Scientists have so far found many bacteria that produce electricity in various exotic environments, such as mines or lakes. Now, for the first time, they discovered what lay under their noses. Hundreds of bacterial species within the human intestine also produce electrical current.
Some of these electro-generating bacteria in the body are pathogenic, such as those that cause food poisoning by listeria and miscarriages, those responsible for gangrene, certain enterococci and streptococci and others.

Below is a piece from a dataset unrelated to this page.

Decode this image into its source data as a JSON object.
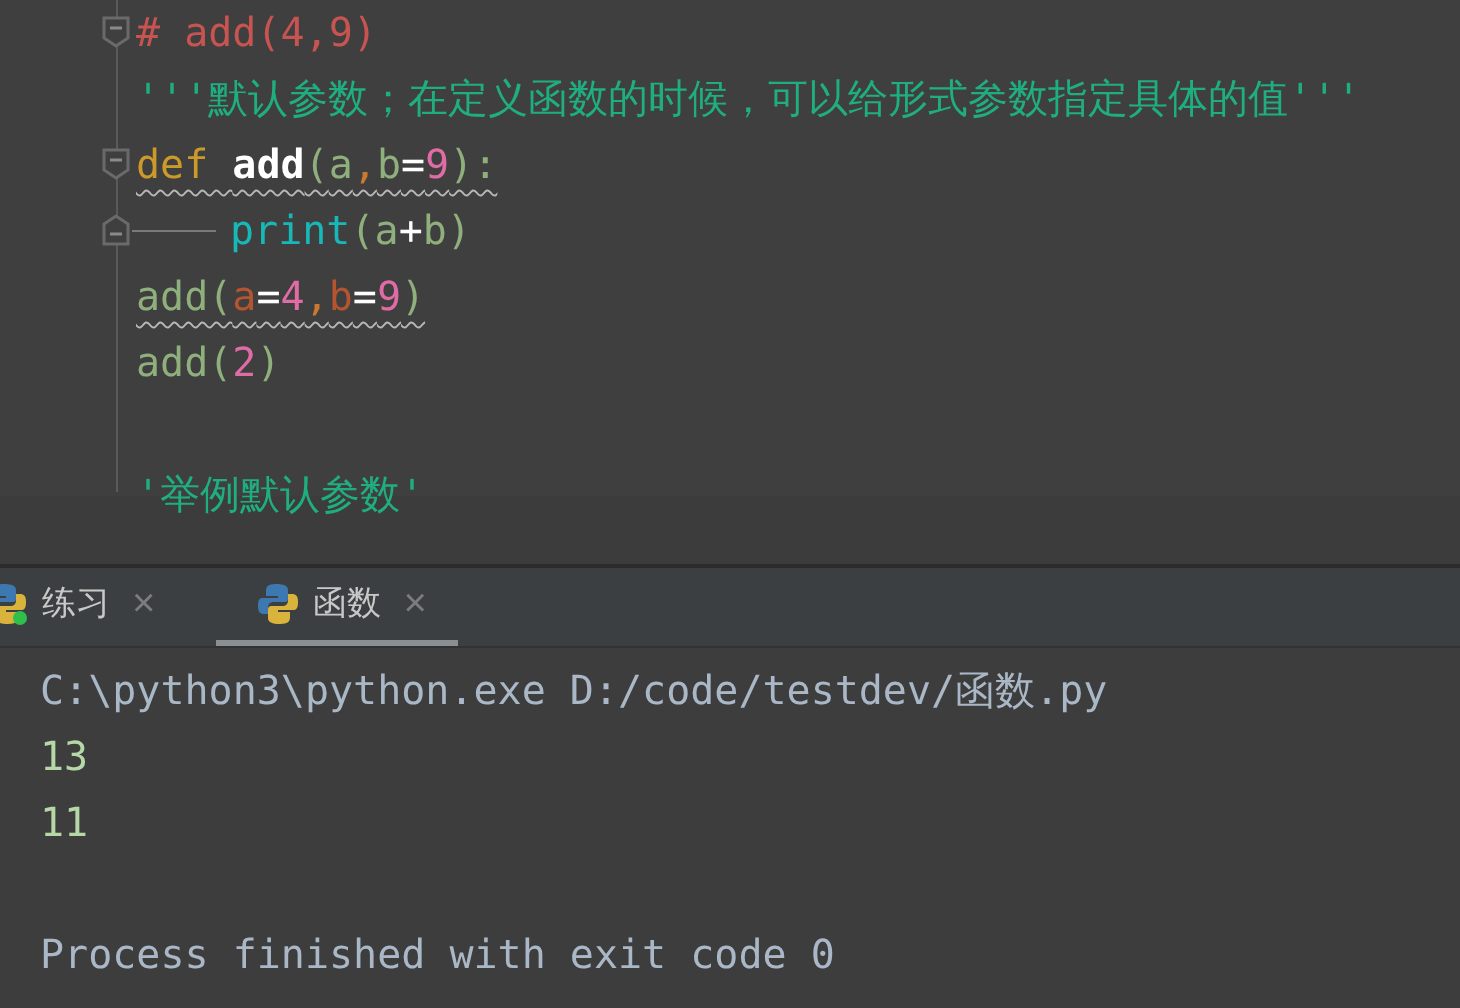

Other bacteria are probiotic (“good”) and some, such as lactobacilli, help fermentations eg. yoghurt and cheese. Researchers at the University of California-Berkeley, led by Molecular and Cell Biology Professor Dan Portney, who published the publication in the journal Nature, said the discovery is good news for scientists trying to develop live microbial batteries.

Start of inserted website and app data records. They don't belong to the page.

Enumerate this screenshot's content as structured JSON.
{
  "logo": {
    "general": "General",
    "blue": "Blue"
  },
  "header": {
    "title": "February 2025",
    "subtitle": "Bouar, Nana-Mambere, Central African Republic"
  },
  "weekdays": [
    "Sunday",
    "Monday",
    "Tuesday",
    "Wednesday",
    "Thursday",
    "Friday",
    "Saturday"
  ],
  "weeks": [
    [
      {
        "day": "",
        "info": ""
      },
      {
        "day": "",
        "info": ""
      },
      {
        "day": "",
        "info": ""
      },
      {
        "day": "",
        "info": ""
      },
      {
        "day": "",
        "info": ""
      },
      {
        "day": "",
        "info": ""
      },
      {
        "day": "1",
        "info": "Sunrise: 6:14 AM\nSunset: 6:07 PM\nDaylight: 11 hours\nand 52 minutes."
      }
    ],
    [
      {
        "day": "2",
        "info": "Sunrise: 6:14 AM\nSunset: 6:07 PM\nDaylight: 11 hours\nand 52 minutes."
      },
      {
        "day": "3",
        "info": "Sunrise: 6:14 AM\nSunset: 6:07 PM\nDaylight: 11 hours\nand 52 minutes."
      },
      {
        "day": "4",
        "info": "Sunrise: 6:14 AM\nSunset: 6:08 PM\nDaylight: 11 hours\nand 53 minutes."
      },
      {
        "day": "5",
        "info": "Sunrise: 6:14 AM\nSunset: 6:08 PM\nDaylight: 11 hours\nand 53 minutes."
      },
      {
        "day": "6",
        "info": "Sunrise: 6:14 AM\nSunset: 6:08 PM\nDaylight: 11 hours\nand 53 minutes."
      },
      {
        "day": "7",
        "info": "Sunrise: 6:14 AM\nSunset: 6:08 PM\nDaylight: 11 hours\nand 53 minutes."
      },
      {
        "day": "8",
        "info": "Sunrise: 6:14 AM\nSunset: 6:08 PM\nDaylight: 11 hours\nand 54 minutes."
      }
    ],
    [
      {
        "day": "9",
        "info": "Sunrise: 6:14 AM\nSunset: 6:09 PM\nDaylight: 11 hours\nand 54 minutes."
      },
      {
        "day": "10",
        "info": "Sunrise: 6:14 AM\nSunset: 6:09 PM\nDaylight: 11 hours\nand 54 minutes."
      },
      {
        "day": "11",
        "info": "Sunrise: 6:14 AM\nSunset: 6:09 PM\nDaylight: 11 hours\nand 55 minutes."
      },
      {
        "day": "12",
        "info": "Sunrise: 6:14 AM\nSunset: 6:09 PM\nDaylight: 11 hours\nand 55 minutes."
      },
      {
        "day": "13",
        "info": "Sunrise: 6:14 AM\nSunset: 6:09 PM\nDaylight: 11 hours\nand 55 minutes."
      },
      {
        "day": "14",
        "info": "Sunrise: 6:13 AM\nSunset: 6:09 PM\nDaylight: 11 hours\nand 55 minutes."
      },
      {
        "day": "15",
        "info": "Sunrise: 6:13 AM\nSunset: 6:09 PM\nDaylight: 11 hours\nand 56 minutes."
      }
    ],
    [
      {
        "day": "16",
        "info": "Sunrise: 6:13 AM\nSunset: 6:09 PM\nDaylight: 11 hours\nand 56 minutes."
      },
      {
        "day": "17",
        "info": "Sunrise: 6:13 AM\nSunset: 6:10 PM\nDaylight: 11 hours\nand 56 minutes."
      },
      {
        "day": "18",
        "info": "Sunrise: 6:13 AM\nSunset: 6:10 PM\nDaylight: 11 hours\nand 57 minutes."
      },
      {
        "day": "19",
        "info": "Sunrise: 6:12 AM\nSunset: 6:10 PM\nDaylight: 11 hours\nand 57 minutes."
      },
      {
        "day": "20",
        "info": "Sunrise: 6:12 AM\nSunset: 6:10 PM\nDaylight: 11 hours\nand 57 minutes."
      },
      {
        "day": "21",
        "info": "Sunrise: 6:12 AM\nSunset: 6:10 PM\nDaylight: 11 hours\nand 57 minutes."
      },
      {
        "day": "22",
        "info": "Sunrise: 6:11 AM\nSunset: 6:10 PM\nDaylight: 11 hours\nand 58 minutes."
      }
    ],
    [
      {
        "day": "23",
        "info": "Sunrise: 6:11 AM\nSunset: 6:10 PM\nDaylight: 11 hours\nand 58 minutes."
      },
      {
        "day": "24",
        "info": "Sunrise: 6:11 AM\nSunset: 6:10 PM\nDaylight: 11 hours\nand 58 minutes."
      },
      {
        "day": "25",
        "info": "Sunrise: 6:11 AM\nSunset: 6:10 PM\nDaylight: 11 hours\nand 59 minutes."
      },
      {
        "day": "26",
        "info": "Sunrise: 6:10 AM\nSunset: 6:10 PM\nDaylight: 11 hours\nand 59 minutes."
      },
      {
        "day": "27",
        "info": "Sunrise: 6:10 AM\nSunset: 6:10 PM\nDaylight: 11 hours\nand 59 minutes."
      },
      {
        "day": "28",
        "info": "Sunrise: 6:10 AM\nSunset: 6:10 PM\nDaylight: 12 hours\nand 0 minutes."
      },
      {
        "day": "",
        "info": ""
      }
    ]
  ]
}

Such innovative “green” bioenergy technologies may in the future, for example, to generate electricity from bacteria in waste management units.
“We have so far escaped that so many bacteria interacting with humans are electrogenic, either as pathogens or as probiotics or involved in the fermentation of human products. This discovery will help us learn a lot about how these bacteria infect us or help us have a healthy bowel, “Portney said.
Bacteria generate electricity for the same reason people breathe oxygen: to remove electrons produced during metabolism and to support energy production in their bodies. While animals and plants carry their electrons to oxygen in their cell mitochondria, bacteria living in an oxygen-free environment such as the human intestine use a completely different electron transfer mechanism.
In non-cell geological environments, bacteria “breathe” e.g. iron or manganese, that is, transporting their electrons (their electricity) to a metal through appropriate geochemical reactions. For this reason, some scientists connect an electrode to these bacteria and in this way they can create a live battery that generates electricity.
The current generated by microorganisms within the body reaches 500 microamps. Bacteria in the intestine produce, according to the researchers, about as much electricity as the known electrogenic bacteria found in the rocks (about 100,000 electrons per second).